Last week, the Carbon County Commissioners discussed their potential budget for 2013. It wa announced that the county is faced with a $6 million deficit, and the result could be a whopping 58 percent tax increase.
It would mean a 4 mill increase, bringing the county millage to 10.893.
Commissioner Thomas J. Gerhard said it would mean that a county resident who owns a $200,000 home with an assessed value of $100,000 will be required to pay an additional $400 in county real estate taxes in 2013. That's $33 per month more the property owner who has a $100,000 home will have to save for his county property taxes.
There's no telling how much income taxes, municipal taxes, and school taxes also will rise in the forthcoming year.
A 58 percent increase in county taxes is not acceptable. There have to be cuts made somewhere.

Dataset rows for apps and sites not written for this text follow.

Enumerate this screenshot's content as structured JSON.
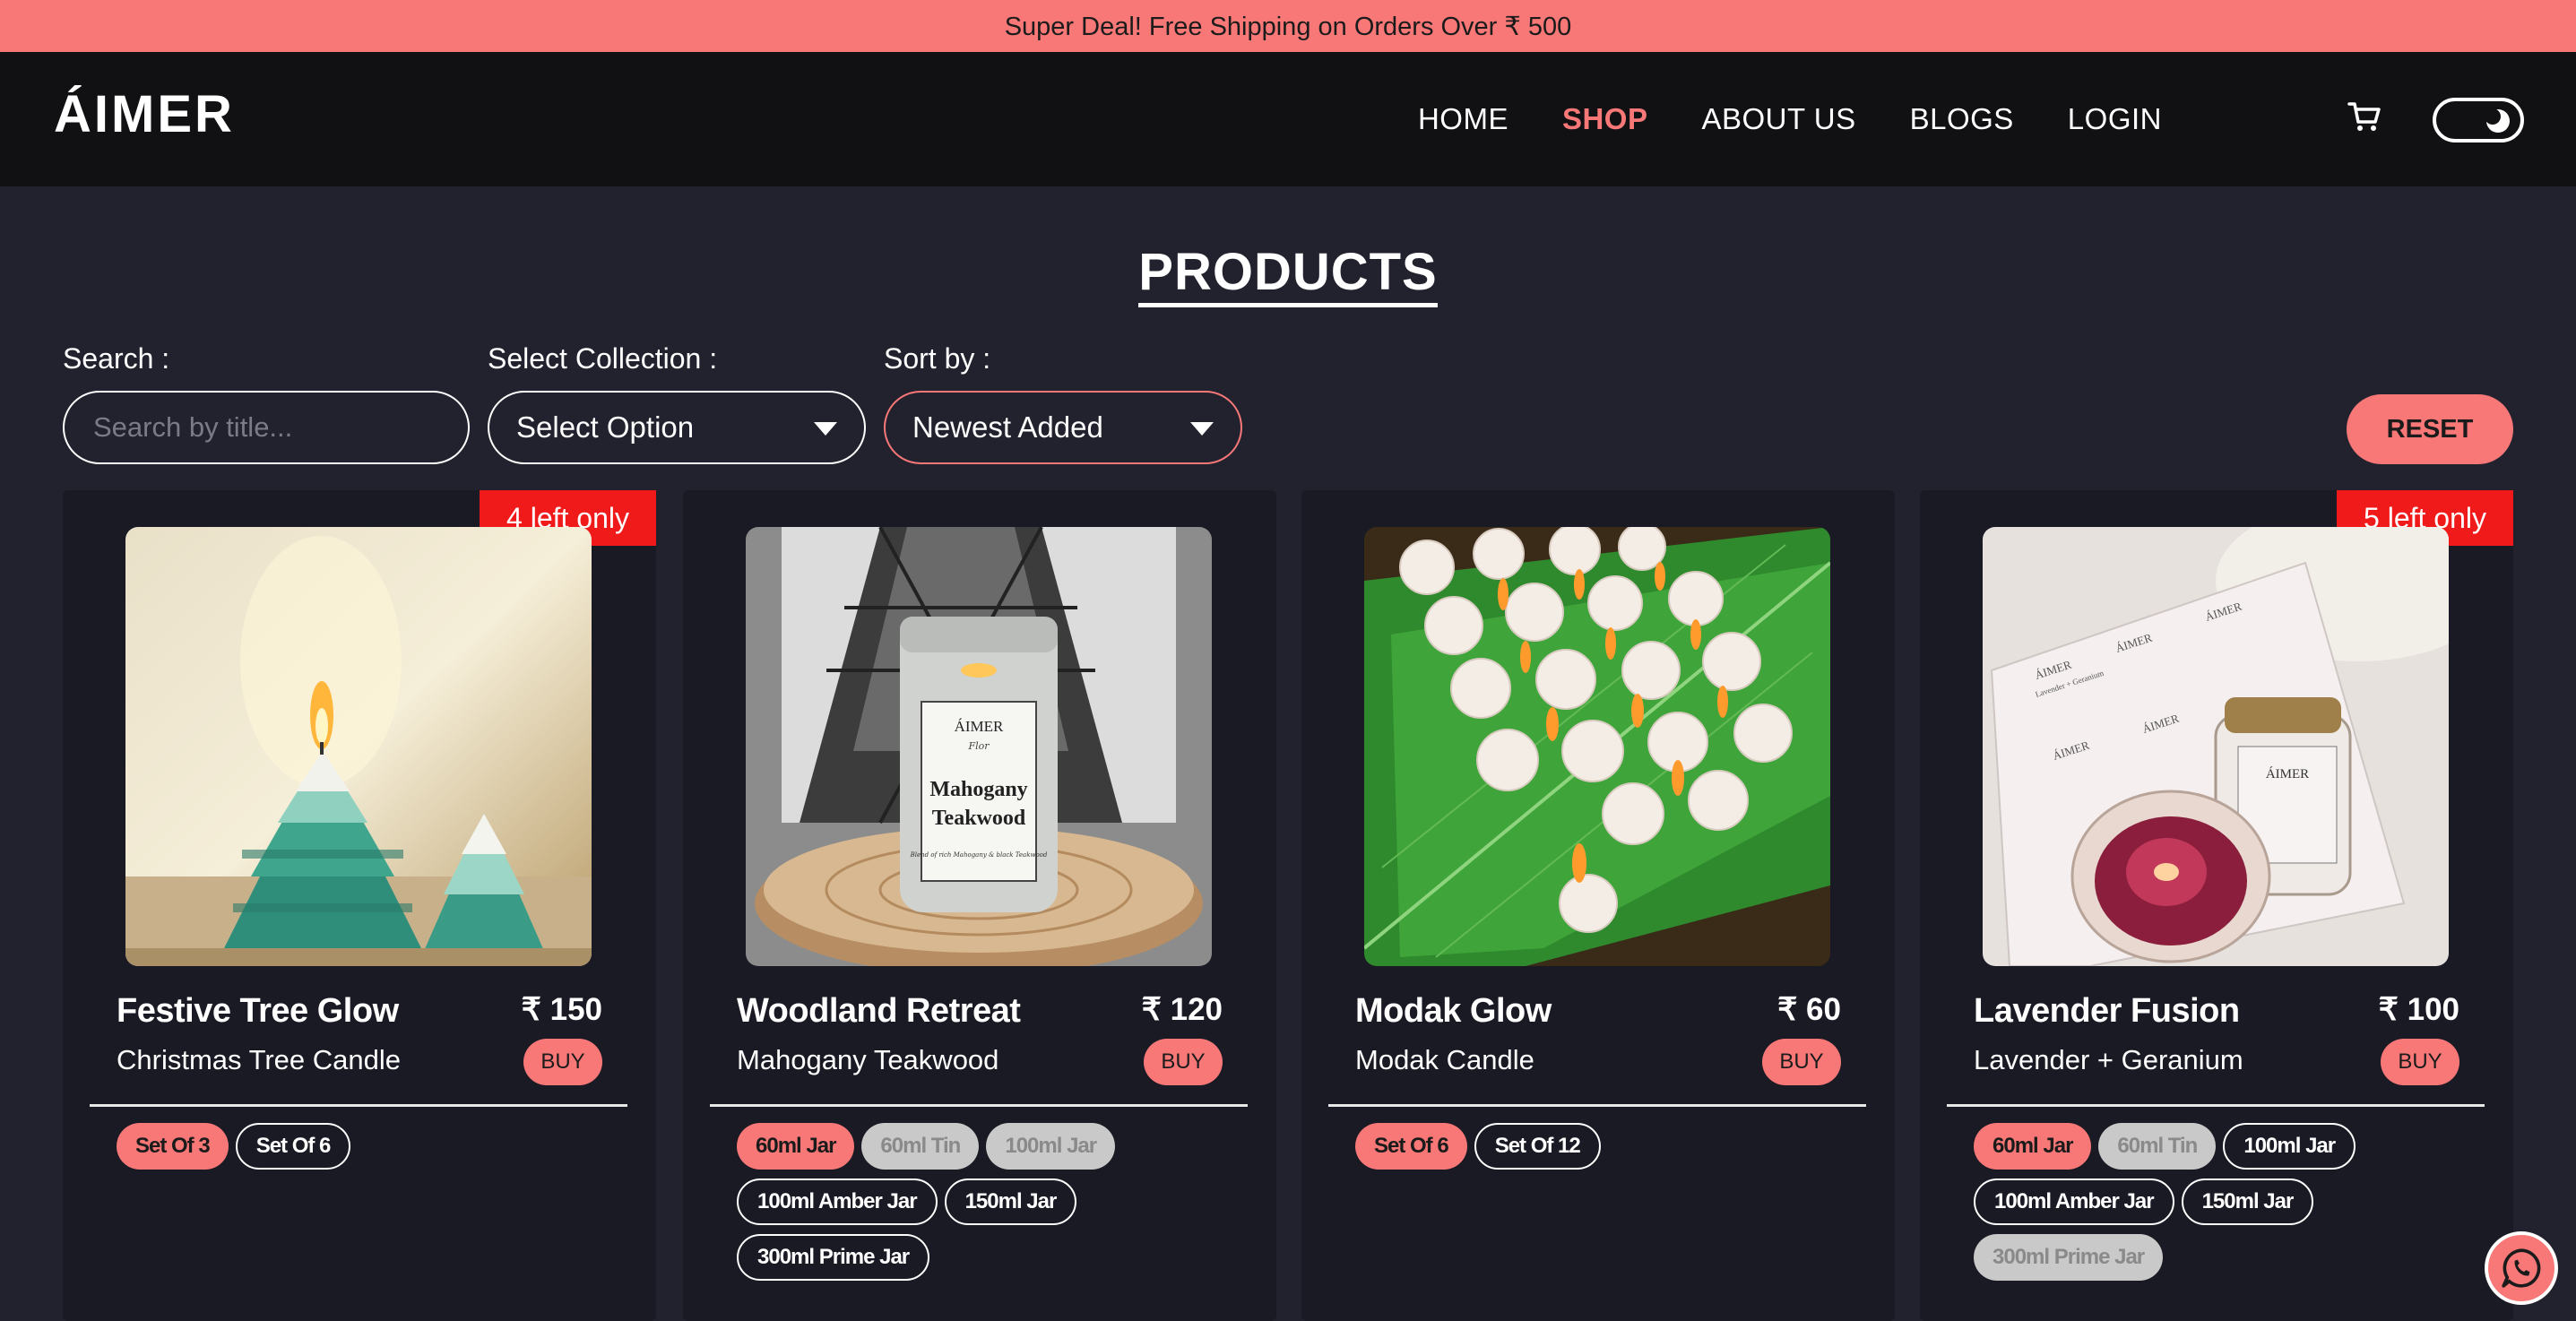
{
  "promo": {
    "text": "Super Deal! Free Shipping on Orders Over ₹ 500"
  },
  "header": {
    "logo": "ÁIMER",
    "nav": [
      {
        "label": "HOME",
        "active": false
      },
      {
        "label": "SHOP",
        "active": true
      },
      {
        "label": "ABOUT US",
        "active": false
      },
      {
        "label": "BLOGS",
        "active": false
      },
      {
        "label": "LOGIN",
        "active": false
      }
    ],
    "cart_icon": "cart-icon",
    "theme_toggle_icon": "moon-icon"
  },
  "page": {
    "title": "PRODUCTS"
  },
  "filters": {
    "search_label": "Search :",
    "search_placeholder": "Search by title...",
    "collection_label": "Select Collection :",
    "collection_value": "Select Option",
    "sort_label": "Sort by :",
    "sort_value": "Newest Added",
    "reset_label": "RESET"
  },
  "products": [
    {
      "badge": "4 left only",
      "title": "Festive Tree Glow",
      "price": "₹ 150",
      "subtitle": "Christmas Tree Candle",
      "buy_label": "BUY",
      "variants": [
        {
          "label": "Set Of 3",
          "state": "selected"
        },
        {
          "label": "Set Of 6",
          "state": "normal"
        }
      ]
    },
    {
      "badge": "",
      "title": "Woodland Retreat",
      "price": "₹ 120",
      "subtitle": "Mahogany Teakwood",
      "buy_label": "BUY",
      "jar_label": {
        "brand": "ÁIMER",
        "script": "Flor",
        "name1": "Mahogany",
        "name2": "Teakwood",
        "tagline": "Blend of rich Mahogany & black Teakwood"
      },
      "variants": [
        {
          "label": "60ml Jar",
          "state": "selected"
        },
        {
          "label": "60ml Tin",
          "state": "disabled"
        },
        {
          "label": "100ml Jar",
          "state": "disabled"
        },
        {
          "label": "100ml Amber Jar",
          "state": "normal"
        },
        {
          "label": "150ml Jar",
          "state": "normal"
        },
        {
          "label": "300ml Prime Jar",
          "state": "normal"
        }
      ]
    },
    {
      "badge": "",
      "title": "Modak Glow",
      "price": "₹ 60",
      "subtitle": "Modak Candle",
      "buy_label": "BUY",
      "variants": [
        {
          "label": "Set Of 6",
          "state": "selected"
        },
        {
          "label": "Set Of 12",
          "state": "normal"
        }
      ]
    },
    {
      "badge": "5 left only",
      "title": "Lavender Fusion",
      "price": "₹ 100",
      "subtitle": "Lavender + Geranium",
      "buy_label": "BUY",
      "jar_label": {
        "brand": "ÁIMER",
        "name": "Lavender + Geranium"
      },
      "variants": [
        {
          "label": "60ml Jar",
          "state": "selected"
        },
        {
          "label": "60ml Tin",
          "state": "disabled"
        },
        {
          "label": "100ml Jar",
          "state": "normal"
        },
        {
          "label": "100ml Amber Jar",
          "state": "normal"
        },
        {
          "label": "150ml Jar",
          "state": "normal"
        },
        {
          "label": "300ml Prime Jar",
          "state": "disabled"
        }
      ]
    }
  ],
  "chat": {
    "icon": "whatsapp-icon"
  },
  "colors": {
    "accent": "#f87878",
    "page_bg": "#22222f",
    "card_bg": "#1a1a24",
    "nav_bg": "#111114",
    "badge": "#f01a1a"
  }
}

Suggested cuts were closing the Department of Solid Waste, which oversees the county recycling program; ending the K-9 shelter, and abolishing the Farmland Preservation Program.
Regarding the Department of Solid Waste, recycling was supposed to be self-sufficient not only in the county but in municipalities. Trash collectors were to share the revenue they made by recycling with the county and the municipalities.

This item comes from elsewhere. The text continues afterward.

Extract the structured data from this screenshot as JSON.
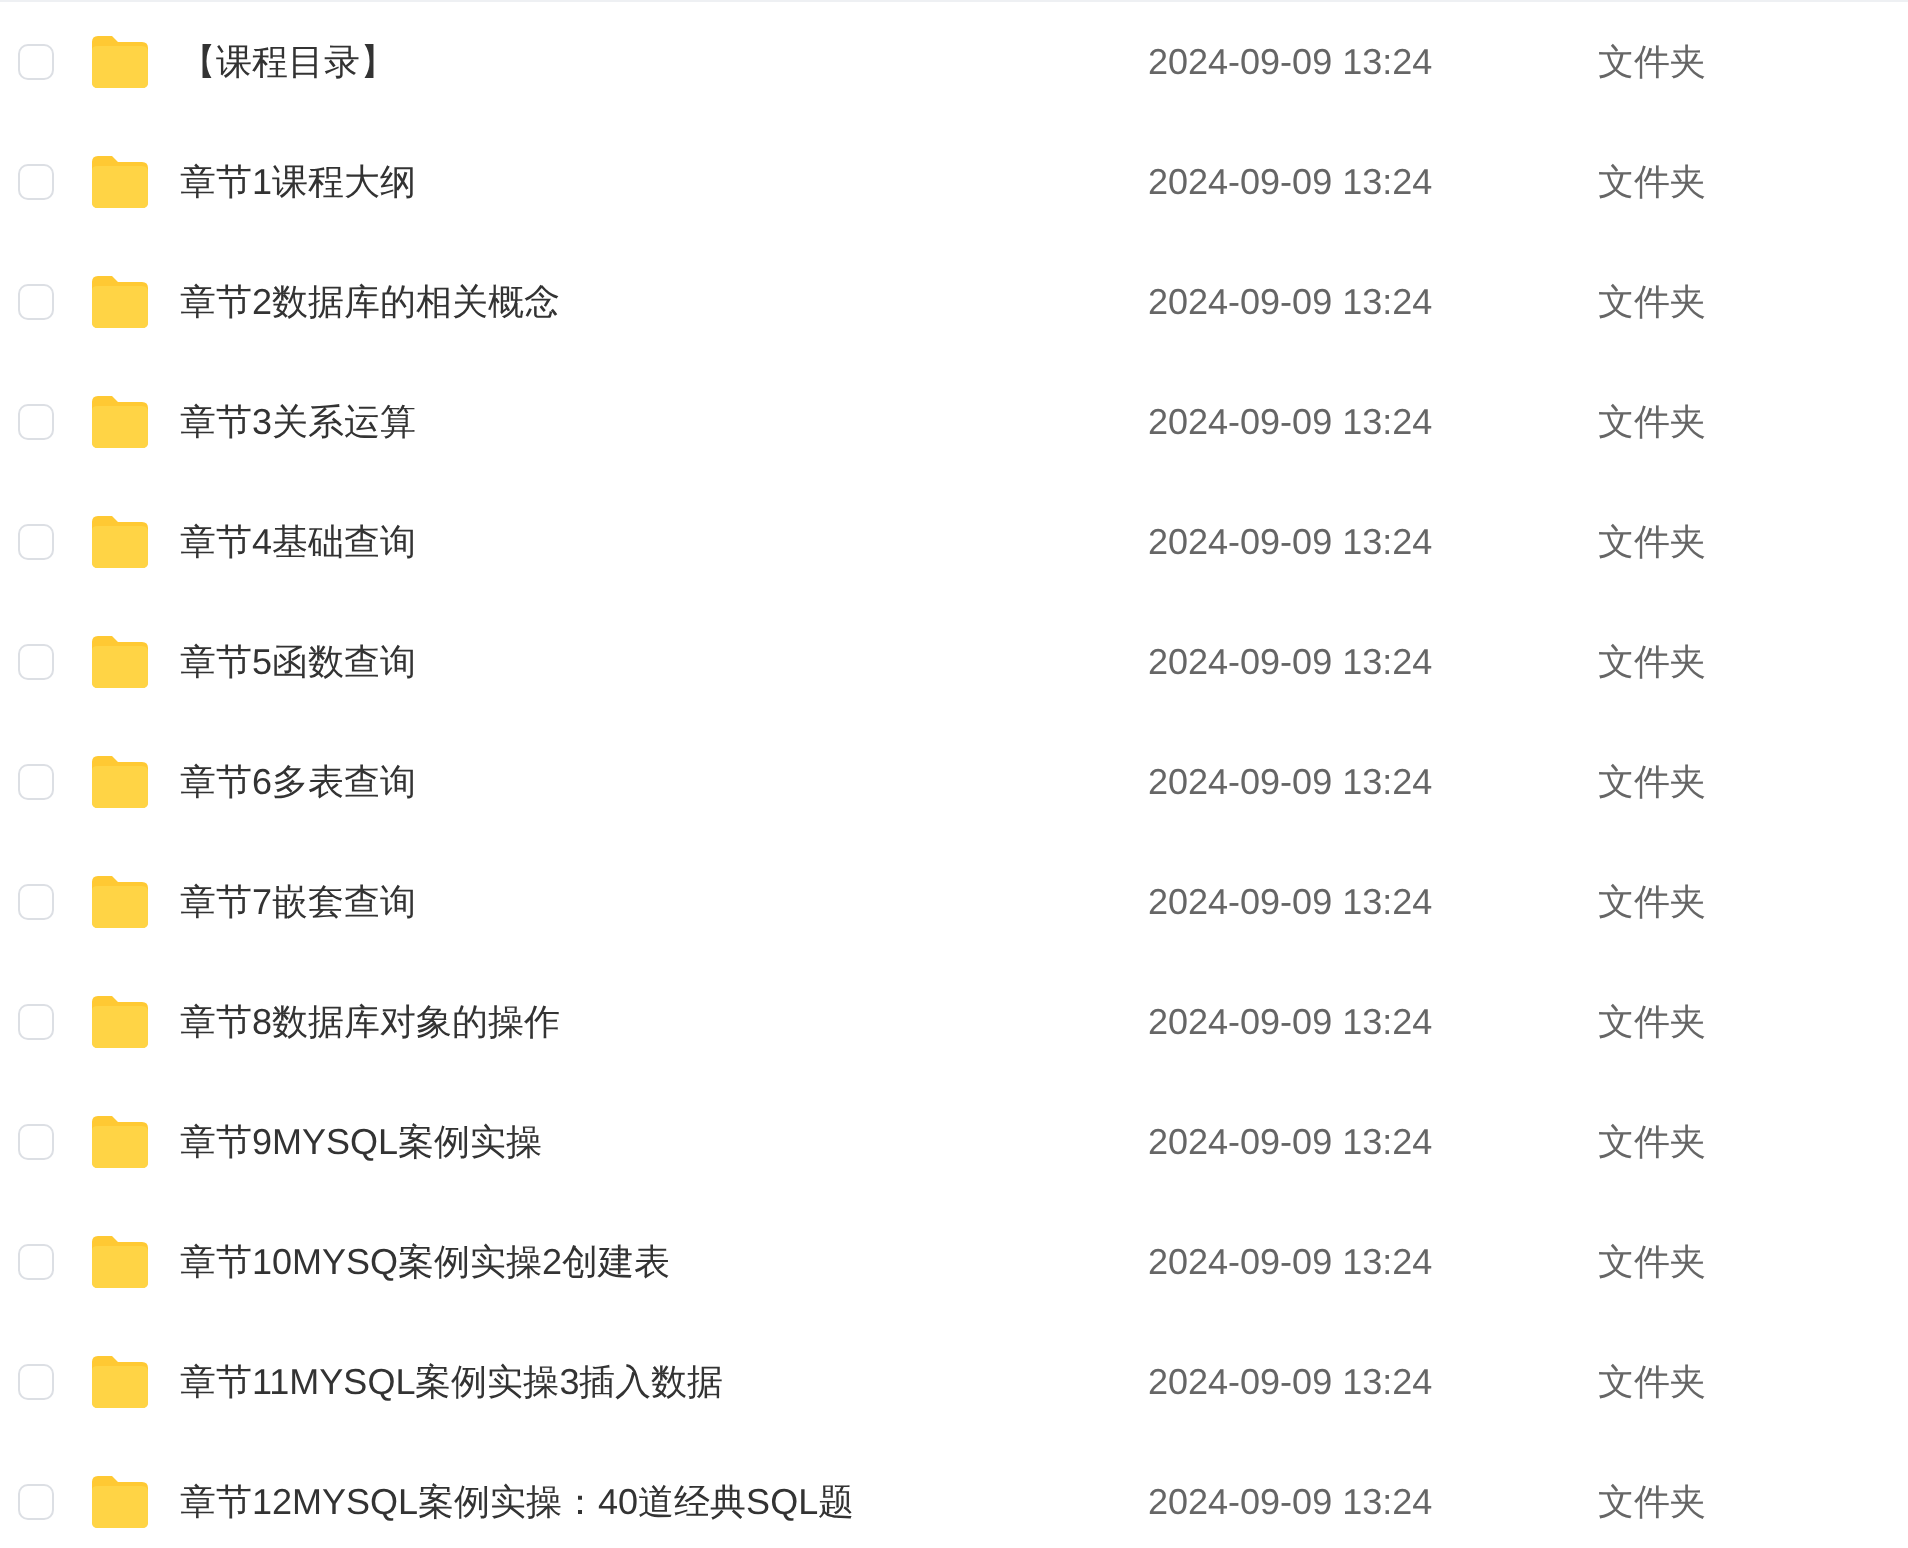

While environmentally, recycling is important, it obviously is not affordable in Carbon County. The county says it will cost the county over $100,000 for the program in the forthcoming year. While $100,000 is a small percentage of a $6 million deficit, it is a noticeable area to cut expenses.

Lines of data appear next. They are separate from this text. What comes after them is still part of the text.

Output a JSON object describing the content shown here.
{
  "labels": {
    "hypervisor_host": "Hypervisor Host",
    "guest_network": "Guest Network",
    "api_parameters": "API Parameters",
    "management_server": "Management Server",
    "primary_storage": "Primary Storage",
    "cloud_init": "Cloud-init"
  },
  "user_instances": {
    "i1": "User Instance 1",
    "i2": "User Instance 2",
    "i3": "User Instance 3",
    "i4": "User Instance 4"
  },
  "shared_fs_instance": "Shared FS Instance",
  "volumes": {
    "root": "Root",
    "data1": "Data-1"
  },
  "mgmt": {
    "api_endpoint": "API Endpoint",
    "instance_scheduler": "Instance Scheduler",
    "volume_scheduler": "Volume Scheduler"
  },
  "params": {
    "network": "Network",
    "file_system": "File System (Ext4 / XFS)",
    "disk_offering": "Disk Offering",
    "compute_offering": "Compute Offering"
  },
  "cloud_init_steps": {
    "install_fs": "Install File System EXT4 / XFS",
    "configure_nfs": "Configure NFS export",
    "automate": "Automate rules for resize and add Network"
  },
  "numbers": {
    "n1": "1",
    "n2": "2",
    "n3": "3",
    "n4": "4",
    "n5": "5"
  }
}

Ending the K-9 program would be harmful to all municipalities, which means all the residents of the county. The K-9 program provides a kennel for dogs that are strays, abandoned pets, and otherwise unwanted companions.
If legal, the county should mandate participation from all county municipalities in the K-9 program and contribute a lesser amount itself. We can't go back to the 60s and 70s when dog packs were running amok and even the police had no place to take strays and other loose animals.
Commissioner Wayne Nothstein said he is hoping $750,000 can be shaved off the budget - or a half mill.
Unfortunately, that's still financially suffocating to many home owners who already have difficulty paying their taxes and general living expenses.
Painful decisions have to be made by the commissioners to make larger cuts.
Also, in 2010, the county sold Weatherwood, the county home, because it was losing $8,200 per day on the facility.
The county no longer has this drastic per diem loss, so why is there a $6 million deficit?
Also, the county sold Weatherwood for $11,050,000. Certainly it had loans and other expenses it had to pay with the $11 million, but wasn't any of that money left over after three years?
We have three commissioners who have their hearts in the well being of the public.
Hopefully, they come up with answers to avoid a grossly unaffordable county-wide tax increase, even if it means painstakingly going through the fiscal package line-by-line.
By RON GOWER